ASSIGNMENT: In your copy, set down the entries exactly and exclude the pictures.

[Element data from apps and pages]
=-=-=

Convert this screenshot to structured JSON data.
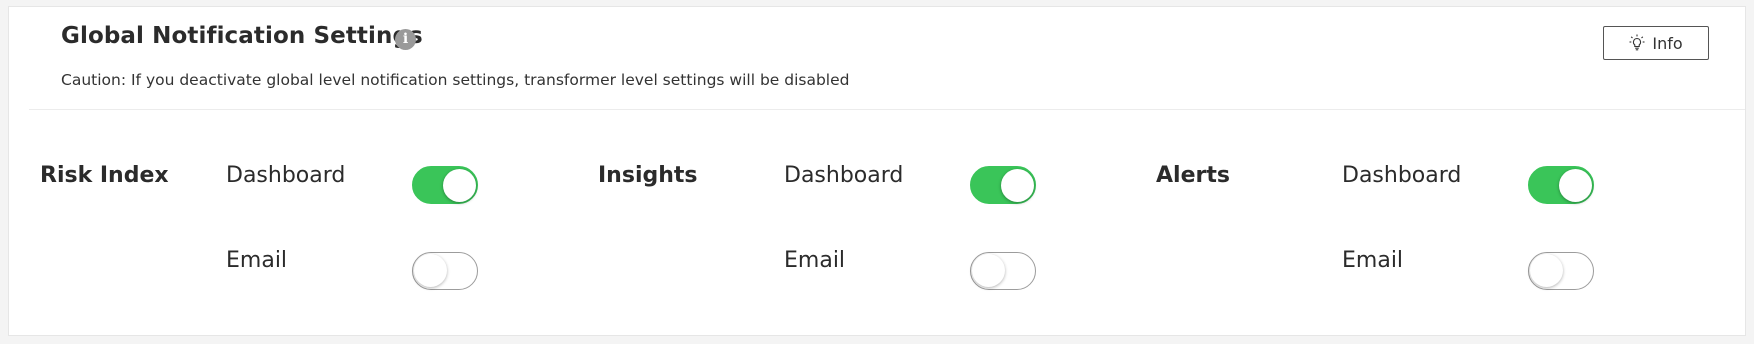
{
  "header": {
    "title": "Global Notification Settings",
    "title_info_glyph": "i",
    "caution": "Caution: If you deactivate global level notification settings, transformer level settings will be disabled",
    "info_button_label": "Info",
    "info_button_icon": "lightbulb-icon"
  },
  "colors": {
    "toggle_on": "#3ac559",
    "toggle_off_border": "#9c9c9c",
    "info_icon_bg": "#9a9a9a"
  },
  "groups": [
    {
      "label": "Risk Index",
      "options": [
        {
          "label": "Dashboard",
          "enabled": true
        },
        {
          "label": "Email",
          "enabled": false
        }
      ]
    },
    {
      "label": "Insights",
      "options": [
        {
          "label": "Dashboard",
          "enabled": true
        },
        {
          "label": "Email",
          "enabled": false
        }
      ]
    },
    {
      "label": "Alerts",
      "options": [
        {
          "label": "Dashboard",
          "enabled": true
        },
        {
          "label": "Email",
          "enabled": false
        }
      ]
    }
  ]
}
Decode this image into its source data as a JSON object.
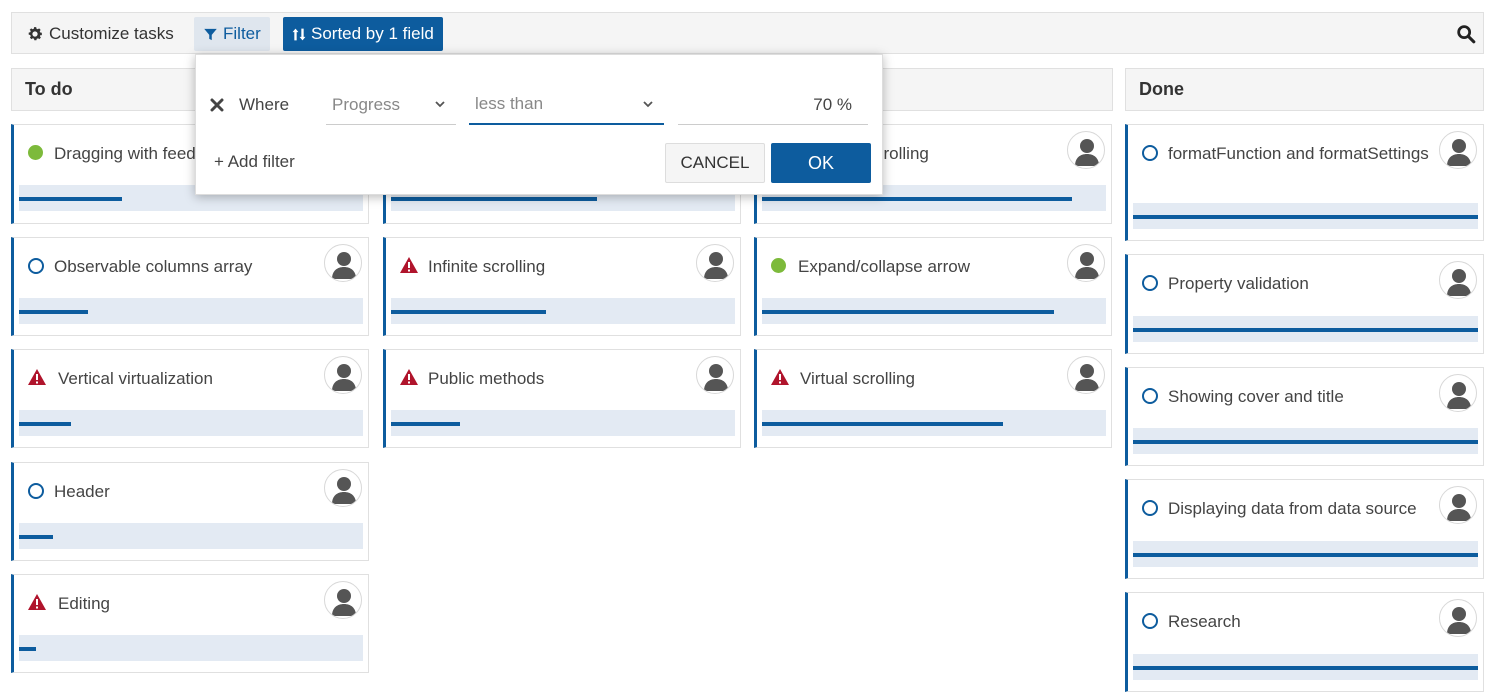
{
  "toolbar": {
    "customize_label": "Customize tasks",
    "filter_label": "Filter",
    "sorted_label": "Sorted by 1 field",
    "icons": [
      "gear-icon",
      "filter-icon",
      "sort-icon",
      "search-icon"
    ]
  },
  "columns": [
    {
      "title": "To do",
      "cards": [
        {
          "title": "Dragging with feedback",
          "status": "done",
          "progress": 30
        },
        {
          "title": "Observable columns array",
          "status": "open",
          "progress": 20
        },
        {
          "title": "Vertical virtualization",
          "status": "warning",
          "progress": 15
        },
        {
          "title": "Header",
          "status": "open",
          "progress": 10
        },
        {
          "title": "Editing",
          "status": "warning",
          "progress": 5
        }
      ]
    },
    {
      "title": "",
      "cards": [
        {
          "title": "",
          "status": "",
          "progress": 60
        },
        {
          "title": "Infinite scrolling",
          "status": "warning",
          "progress": 45
        },
        {
          "title": "Public methods",
          "status": "warning",
          "progress": 20
        }
      ]
    },
    {
      "title": "",
      "cards": [
        {
          "title": "crolling",
          "status": "",
          "progress": 90
        },
        {
          "title": "Expand/collapse arrow",
          "status": "done",
          "progress": 85
        },
        {
          "title": "Virtual scrolling",
          "status": "warning",
          "progress": 70
        }
      ]
    },
    {
      "title": "Done",
      "cards": [
        {
          "title": "formatFunction and formatSettings",
          "status": "open",
          "progress": 100
        },
        {
          "title": "Property validation",
          "status": "open",
          "progress": 100
        },
        {
          "title": "Showing cover and title",
          "status": "open",
          "progress": 100
        },
        {
          "title": "Displaying data from data source",
          "status": "open",
          "progress": 100
        },
        {
          "title": "Research",
          "status": "open",
          "progress": 100
        }
      ]
    }
  ],
  "filter_popup": {
    "where_label": "Where",
    "field_value": "Progress",
    "operator_value": "less than",
    "value": "70 %",
    "add_filter_label": "+ Add filter",
    "cancel_label": "CANCEL",
    "ok_label": "OK"
  },
  "colors": {
    "accent": "#0d5c9e",
    "progress_track": "#e3eaf3",
    "status_done": "#7dba3b",
    "status_warning": "#b0142c"
  }
}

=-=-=

RESPONSE AREA:
Convert this screenshot to structured JSON data.
{
  "header": {
    "title": "Global Notification Settings",
    "title_info_glyph": "i",
    "caution": "Caution: If you deactivate global level notification settings, transformer level settings will be disabled",
    "info_button_label": "Info",
    "info_button_icon": "lightbulb-icon"
  },
  "colors": {
    "toggle_on": "#3ac559",
    "toggle_off_border": "#9c9c9c",
    "info_icon_bg": "#9a9a9a"
  },
  "groups": [
    {
      "label": "Risk Index",
      "options": [
        {
          "label": "Dashboard",
          "enabled": true
        },
        {
          "label": "Email",
          "enabled": false
        }
      ]
    },
    {
      "label": "Insights",
      "options": [
        {
          "label": "Dashboard",
          "enabled": true
        },
        {
          "label": "Email",
          "enabled": false
        }
      ]
    },
    {
      "label": "Alerts",
      "options": [
        {
          "label": "Dashboard",
          "enabled": true
        },
        {
          "label": "Email",
          "enabled": false
        }
      ]
    }
  ]
}
Decode this image into its source data as a JSON object.
{
  "toolbar": {
    "customize_label": "Customize tasks",
    "filter_label": "Filter",
    "sorted_label": "Sorted by 1 field",
    "icons": [
      "gear-icon",
      "filter-icon",
      "sort-icon",
      "search-icon"
    ]
  },
  "columns": [
    {
      "title": "To do",
      "cards": [
        {
          "title": "Dragging with feedback",
          "status": "done",
          "progress": 30
        },
        {
          "title": "Observable columns array",
          "status": "open",
          "progress": 20
        },
        {
          "title": "Vertical virtualization",
          "status": "warning",
          "progress": 15
        },
        {
          "title": "Header",
          "status": "open",
          "progress": 10
        },
        {
          "title": "Editing",
          "status": "warning",
          "progress": 5
        }
      ]
    },
    {
      "title": "",
      "cards": [
        {
          "title": "",
          "status": "",
          "progress": 60
        },
        {
          "title": "Infinite scrolling",
          "status": "warning",
          "progress": 45
        },
        {
          "title": "Public methods",
          "status": "warning",
          "progress": 20
        }
      ]
    },
    {
      "title": "",
      "cards": [
        {
          "title": "crolling",
          "status": "",
          "progress": 90
        },
        {
          "title": "Expand/collapse arrow",
          "status": "done",
          "progress": 85
        },
        {
          "title": "Virtual scrolling",
          "status": "warning",
          "progress": 70
        }
      ]
    },
    {
      "title": "Done",
      "cards": [
        {
          "title": "formatFunction and formatSettings",
          "status": "open",
          "progress": 100
        },
        {
          "title": "Property validation",
          "status": "open",
          "progress": 100
        },
        {
          "title": "Showing cover and title",
          "status": "open",
          "progress": 100
        },
        {
          "title": "Displaying data from data source",
          "status": "open",
          "progress": 100
        },
        {
          "title": "Research",
          "status": "open",
          "progress": 100
        }
      ]
    }
  ],
  "filter_popup": {
    "where_label": "Where",
    "field_value": "Progress",
    "operator_value": "less than",
    "value": "70 %",
    "add_filter_label": "+ Add filter",
    "cancel_label": "CANCEL",
    "ok_label": "OK"
  },
  "colors": {
    "accent": "#0d5c9e",
    "progress_track": "#e3eaf3",
    "status_done": "#7dba3b",
    "status_warning": "#b0142c"
  }
}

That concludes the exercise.